Who specifically in these states is getting in that you feel is solely from just playing a lot?

I don’t see how’s it’s possible for someone to get a top 16 ranking in a state and do crappy consistently.

I only responsed to the KY one because a player was named specifically and I was able to check on it. I breiefly looked at AZ and I don’t see anything weird. Looks like the top 16 players are all people that played a ton in AZ and consistently finished in the top 16.


You definitely don’t have to consistently play well. I’m on the bubble in WA from a couple OK weeklies/monthlies, and large number of really crappy outings. There are an absurd number of points up for grabs if you’re into hanging out in bars late on week nights.

That said, I think the community that’s formed around pinball here (both because of, and contributing to the huge number of events) is something pretty amazing, and something to be encouraged.

…now I think I’ll head to Edmonds and try to grind out those 3 points I need to get past Gagno. :wink:


While I support a capped system on principle, I agree with Josh that the data just don’t support the notion that “grinding” has much of an impact. Moreover, the forthcoming dollar fee will probably impose a limit on the viability of this strategy. Seems pointless to argue about the current rule set until after we see what happens with the dollar fee.


Looks like you had at least a handful of good finishes in 2017.

I guess my question is, is your reason for being on the bubble because of those good finishes or all the bad ones?
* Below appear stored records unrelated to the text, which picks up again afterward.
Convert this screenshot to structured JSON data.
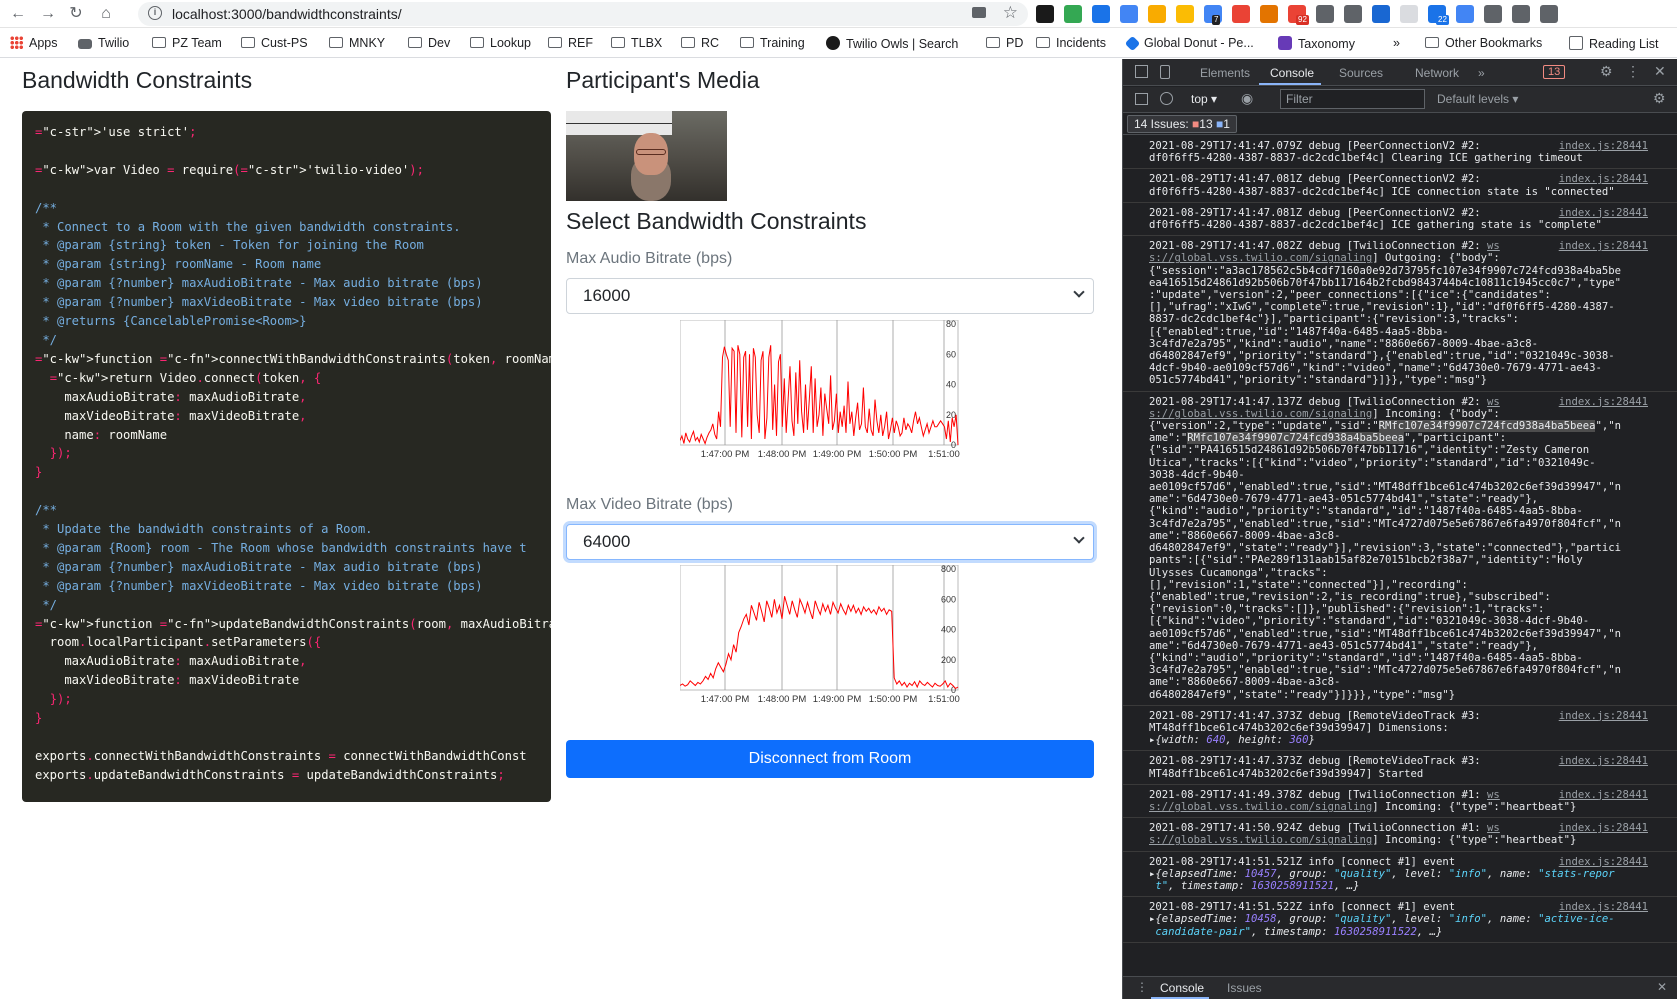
{
  "browser": {
    "url": "localhost:3000/bandwidthconstraints/",
    "bookmarks": [
      "Apps",
      "Twilio",
      "PZ Team",
      "Cust-PS",
      "MNKY",
      "Dev",
      "Lookup",
      "REF",
      "TLBX",
      "RC",
      "Training",
      "Twilio Owls | Search",
      "PD",
      "Incidents",
      "Global Donut - Pe...",
      "Taxonomy",
      "»",
      "Other Bookmarks",
      "Reading List"
    ],
    "ext_badges": [
      "7",
      "92",
      "22"
    ]
  },
  "page": {
    "left_title": "Bandwidth Constraints",
    "right_title": "Participant's Media",
    "select_title": "Select Bandwidth Constraints",
    "audio_label": "Max Audio Bitrate (bps)",
    "audio_value": "16000",
    "video_label": "Max Video Bitrate (bps)",
    "video_value": "64000",
    "disconnect_label": "Disconnect from Room",
    "code_lines": [
      "'use strict';",
      "",
      "var Video = require('twilio-video');",
      "",
      "/**",
      " * Connect to a Room with the given bandwidth constraints.",
      " * @param {string} token - Token for joining the Room",
      " * @param {string} roomName - Room name",
      " * @param {?number} maxAudioBitrate - Max audio bitrate (bps)",
      " * @param {?number} maxVideoBitrate - Max video bitrate (bps)",
      " * @returns {CancelablePromise<Room>}",
      " */",
      "function connectWithBandwidthConstraints(token, roomName, maxAudioB",
      "  return Video.connect(token, {",
      "    maxAudioBitrate: maxAudioBitrate,",
      "    maxVideoBitrate: maxVideoBitrate,",
      "    name: roomName",
      "  });",
      "}",
      "",
      "/**",
      " * Update the bandwidth constraints of a Room.",
      " * @param {Room} room - The Room whose bandwidth constraints have t",
      " * @param {?number} maxAudioBitrate - Max audio bitrate (bps)",
      " * @param {?number} maxVideoBitrate - Max video bitrate (bps)",
      " */",
      "function updateBandwidthConstraints(room, maxAudioBitrate, maxVideo",
      "  room.localParticipant.setParameters({",
      "    maxAudioBitrate: maxAudioBitrate,",
      "    maxVideoBitrate: maxVideoBitrate",
      "  });",
      "}",
      "",
      "exports.connectWithBandwidthConstraints = connectWithBandwidthConst",
      "exports.updateBandwidthConstraints = updateBandwidthConstraints;"
    ]
  },
  "chart_data": [
    {
      "type": "line",
      "title": "",
      "x_ticks": [
        "1:47:00 PM",
        "1:48:00 PM",
        "1:49:00 PM",
        "1:50:00 PM",
        "1:51:00"
      ],
      "y_ticks": [
        0,
        20,
        40,
        60,
        80
      ],
      "ylim": [
        0,
        80
      ],
      "color": "#ff0000",
      "series": [
        {
          "values": [
            3,
            6,
            1,
            8,
            4,
            2,
            6,
            9,
            3,
            5,
            2,
            7,
            4,
            1,
            5,
            8,
            10,
            14,
            7,
            4,
            22,
            12,
            58,
            65,
            60,
            56,
            12,
            64,
            62,
            8,
            66,
            60,
            5,
            58,
            62,
            12,
            60,
            4,
            64,
            58,
            20,
            8,
            56,
            62,
            4,
            18,
            58,
            66,
            10,
            40,
            6,
            55,
            60,
            12,
            44,
            8,
            30,
            52,
            16,
            6,
            48,
            14,
            56,
            22,
            8,
            40,
            10,
            30,
            52,
            8,
            44,
            12,
            20,
            38,
            6,
            34,
            24,
            14,
            46,
            10,
            16,
            34,
            8,
            22,
            12,
            26,
            8,
            42,
            14,
            22,
            6,
            18,
            28,
            10,
            14,
            38,
            12,
            8,
            24,
            10,
            6,
            30,
            16,
            8,
            20,
            6,
            12,
            22,
            4,
            10,
            18,
            8,
            16,
            12,
            6,
            8,
            18,
            10,
            14,
            12,
            8,
            16,
            22,
            14,
            18,
            12,
            6,
            10,
            14,
            8,
            12,
            16,
            12,
            12,
            14,
            16,
            14,
            12,
            4,
            16,
            2,
            18,
            12,
            20,
            0
          ]
        }
      ]
    },
    {
      "type": "line",
      "title": "",
      "x_ticks": [
        "1:47:00 PM",
        "1:48:00 PM",
        "1:49:00 PM",
        "1:50:00 PM",
        "1:51:00"
      ],
      "y_ticks": [
        0,
        200,
        400,
        600,
        800
      ],
      "ylim": [
        0,
        800
      ],
      "color": "#ff0000",
      "series": [
        {
          "values": [
            30,
            40,
            25,
            35,
            60,
            45,
            30,
            50,
            40,
            60,
            90,
            70,
            110,
            80,
            140,
            180,
            150,
            120,
            170,
            240,
            200,
            300,
            250,
            380,
            420,
            470,
            500,
            430,
            560,
            510,
            460,
            580,
            520,
            450,
            590,
            540,
            480,
            600,
            510,
            560,
            470,
            620,
            560,
            500,
            590,
            530,
            480,
            600,
            560,
            510,
            580,
            520,
            470,
            590,
            540,
            500,
            570,
            520,
            560,
            500,
            580,
            540,
            510,
            570,
            530,
            500,
            560,
            520,
            560,
            510,
            540,
            500,
            550,
            520,
            540,
            510,
            530,
            500,
            550,
            520,
            540,
            500,
            530,
            520,
            80,
            40,
            60,
            30,
            50,
            20,
            45,
            30,
            55,
            20,
            60,
            40,
            30,
            50,
            35,
            20,
            45,
            30,
            25,
            40,
            60,
            20,
            45,
            30,
            10,
            20
          ]
        }
      ]
    }
  ],
  "devtools": {
    "tabs": [
      "Elements",
      "Console",
      "Sources",
      "Network",
      "»"
    ],
    "active_tab": "Console",
    "error_count": "13",
    "context": "top",
    "filter_placeholder": "Filter",
    "levels": "Default levels",
    "issues_text": "14 Issues:",
    "issues_errors": "13",
    "issues_info": "1",
    "drawer_tabs": [
      "Console",
      "Issues"
    ],
    "messages": [
      {
        "lines": [
          "2021-08-29T17:41:47.079Z debug [PeerConnectionV2 #2:",
          "df0f6ff5-4280-4387-8837-dc2cdc1bef4c] Clearing ICE gathering timeout"
        ],
        "src": "index.js:28441"
      },
      {
        "lines": [
          "2021-08-29T17:41:47.081Z debug [PeerConnectionV2 #2:",
          "df0f6ff5-4280-4387-8837-dc2cdc1bef4c] ICE connection state is \"connected\""
        ],
        "src": "index.js:28441"
      },
      {
        "lines": [
          "2021-08-29T17:41:47.081Z debug [PeerConnectionV2 #2:",
          "df0f6ff5-4280-4387-8837-dc2cdc1bef4c] ICE gathering state is \"complete\""
        ],
        "src": "index.js:28441"
      },
      {
        "lines": [
          "2021-08-29T17:41:47.082Z debug [TwilioConnection #2: ws",
          "s://global.vss.twilio.com/signaling] Outgoing: {\"body\":",
          "{\"session\":\"a3ac178562c5b4cdf7160a0e92d73795fc107e34f9907c724fcd938a4ba5be",
          "ea416515d24861d92b506b70f47bb117164b2fcbd9843744b4c10811c1945cc0c7\",\"type\"",
          ":\"update\",\"version\":2,\"peer_connections\":[{\"ice\":{\"candidates\":",
          "[],\"ufrag\":\"xIwG\",\"complete\":true,\"revision\":1},\"id\":\"df0f6ff5-4280-4387-",
          "8837-dc2cdc1bef4c\"}],\"participant\":{\"revision\":3,\"tracks\":",
          "[{\"enabled\":true,\"id\":\"1487f40a-6485-4aa5-8bba-",
          "3c4fd7e2a795\",\"kind\":\"audio\",\"name\":\"8860e667-8009-4bae-a3c8-",
          "d64802847ef9\",\"priority\":\"standard\"},{\"enabled\":true,\"id\":\"0321049c-3038-",
          "4dcf-9b40-ae0109cf57d6\",\"kind\":\"video\",\"name\":\"6d4730e0-7679-4771-ae43-",
          "051c5774bd41\",\"priority\":\"standard\"}]}},\"type\":\"msg\"}"
        ],
        "src": "index.js:28441"
      },
      {
        "lines": [
          "2021-08-29T17:41:47.137Z debug [TwilioConnection #2: ws",
          "s://global.vss.twilio.com/signaling] Incoming: {\"body\":",
          "{\"version\":2,\"type\":\"update\",\"sid\":\"RMfc107e34f9907c724fcd938a4ba5beea\",\"n",
          "ame\":\"RMfc107e34f9907c724fcd938a4ba5beea\",\"participant\":",
          "{\"sid\":\"PA416515d24861d92b506b70f47bb11716\",\"identity\":\"Zesty Cameron",
          "Utica\",\"tracks\":[{\"kind\":\"video\",\"priority\":\"standard\",\"id\":\"0321049c-",
          "3038-4dcf-9b40-",
          "ae0109cf57d6\",\"enabled\":true,\"sid\":\"MT48dff1bce61c474b3202c6ef39d39947\",\"n",
          "ame\":\"6d4730e0-7679-4771-ae43-051c5774bd41\",\"state\":\"ready\"},",
          "{\"kind\":\"audio\",\"priority\":\"standard\",\"id\":\"1487f40a-6485-4aa5-8bba-",
          "3c4fd7e2a795\",\"enabled\":true,\"sid\":\"MTc4727d075e5e67867e6fa4970f804fcf\",\"n",
          "ame\":\"8860e667-8009-4bae-a3c8-",
          "d64802847ef9\",\"state\":\"ready\"}],\"revision\":3,\"state\":\"connected\"},\"partici",
          "pants\":[{\"sid\":\"PAe289f131aab15af82e70151bcb2f38a7\",\"identity\":\"Holy",
          "Ulysses Cucamonga\",\"tracks\":",
          "[],\"revision\":1,\"state\":\"connected\"}],\"recording\":",
          "{\"enabled\":true,\"revision\":2,\"is_recording\":true},\"subscribed\":",
          "{\"revision\":0,\"tracks\":[]},\"published\":{\"revision\":1,\"tracks\":",
          "[{\"kind\":\"video\",\"priority\":\"standard\",\"id\":\"0321049c-3038-4dcf-9b40-",
          "ae0109cf57d6\",\"enabled\":true,\"sid\":\"MT48dff1bce61c474b3202c6ef39d39947\",\"n",
          "ame\":\"6d4730e0-7679-4771-ae43-051c5774bd41\",\"state\":\"ready\"},",
          "{\"kind\":\"audio\",\"priority\":\"standard\",\"id\":\"1487f40a-6485-4aa5-8bba-",
          "3c4fd7e2a795\",\"enabled\":true,\"sid\":\"MTc4727d075e5e67867e6fa4970f804fcf\",\"n",
          "ame\":\"8860e667-8009-4bae-a3c8-",
          "d64802847ef9\",\"state\":\"ready\"}]}}},\"type\":\"msg\"}"
        ],
        "src": "index.js:28441"
      },
      {
        "lines": [
          "2021-08-29T17:41:47.373Z debug [RemoteVideoTrack #3:",
          "MT48dff1bce61c474b3202c6ef39d39947] Dimensions:"
        ],
        "obj": "{width: 640, height: 360}",
        "src": "index.js:28441"
      },
      {
        "lines": [
          "2021-08-29T17:41:47.373Z debug [RemoteVideoTrack #3:",
          "MT48dff1bce61c474b3202c6ef39d39947] Started"
        ],
        "src": "index.js:28441"
      },
      {
        "lines": [
          "2021-08-29T17:41:49.378Z debug [TwilioConnection #1: ws",
          "s://global.vss.twilio.com/signaling] Incoming: {\"type\":\"heartbeat\"}"
        ],
        "src": "index.js:28441"
      },
      {
        "lines": [
          "2021-08-29T17:41:50.924Z debug [TwilioConnection #1: ws",
          "s://global.vss.twilio.com/signaling] Incoming: {\"type\":\"heartbeat\"}"
        ],
        "src": "index.js:28441"
      },
      {
        "lines": [
          "2021-08-29T17:41:51.521Z info [connect #1] event"
        ],
        "obj": "{elapsedTime: 10457, group: \"quality\", level: \"info\", name: \"stats-repor",
        "obj2": "t\", timestamp: 1630258911521, …}",
        "src": "index.js:28441"
      },
      {
        "lines": [
          "2021-08-29T17:41:51.522Z info [connect #1] event"
        ],
        "obj": "{elapsedTime: 10458, group: \"quality\", level: \"info\", name: \"active-ice-",
        "obj2": "candidate-pair\", timestamp: 1630258911522, …}",
        "src": "index.js:28441"
      }
    ]
  }
}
I think you’d drop way down the list if you took away all the good ones. Take away all the bad ones and you wouldn’t drop that much imo. Seems like almost all of them are in the 1/2 point range.


Looking at Ohio’s 16 I also see no discrepancies. Each person has played at least 17 events, and the range of points is 120-500! I know most of these folks, and they play a lot of pinball, and win events (Or finish where there’s significant points to be gained) as much as possible.

I’m sitting at 72 currently, and it’s an accurate reflection of my dedication. I go to weeklies occasionally, participate in 1 or 2 leagues, and run a monthly. That’s the extent of my game, and if I want to improve I’ve gotta play more often, and better! Simple as that.

I still maintain that a cap on SCS while having zero impact on actual results, just like the top 20 card, will motivate the mid and lower ranked folks to improve. Personally I feel like I could improve my card more than my ability to gain at least 150 points total in the state before January.


A person that gets it, awesome. +1


Indeed, those “grinders” are frequently among the most enthusiastic and visible people in their local pinball community and if the chance of competing (as a low seed) in the SCS tournament encourages them in that direction I am having a hard time seeing it as a problem. And by “them” I mean “us” since I can’t pretend not to be in that group; I’m certain to be one of the people that people have in mind here.

The proposed circuit idea seems like something that, sooner or later, comes to every community: an attempt to keep the riffraff out.


This is pretty much what I was trying to get Ray to understand. 70% of the survey responses through 20 votes agree with keeping things uncapped.

Still doesn’t mean we’re going to keep things uncapped for next year, but it is a data point.


Pinburg is easy to justify because of the ‘guaranteed play’ format… and the venue(collection)… and the unique playerbase. Pinburg is a format that guarantees two full days of play, a 3rd if you qualify, and DEEP payouts in each division (200+ people this year).

SCS will offer big payouts, but not deep… and not in a convenient single trip.

I don’t find the comparison similar at all.


Maybe some of the perception is about not really tied to volume of events… but that the lack of uniformity in events (or call it distribution…) is perceived as skewing things. Hence the idea of a suggestion of a circuit of events, etc.

Maybe the problem is not # of events, but a perception of diversity/entropy. So what if there was a limit on how many events a single person/site could contribute to the SCS events? That might quell that perception…

But personally… the entire thing is about promoting MORE events… so I think the whole thing is a non-issue. Want a better SCS rank? Participate more… that’s kind of the point :slight_smile: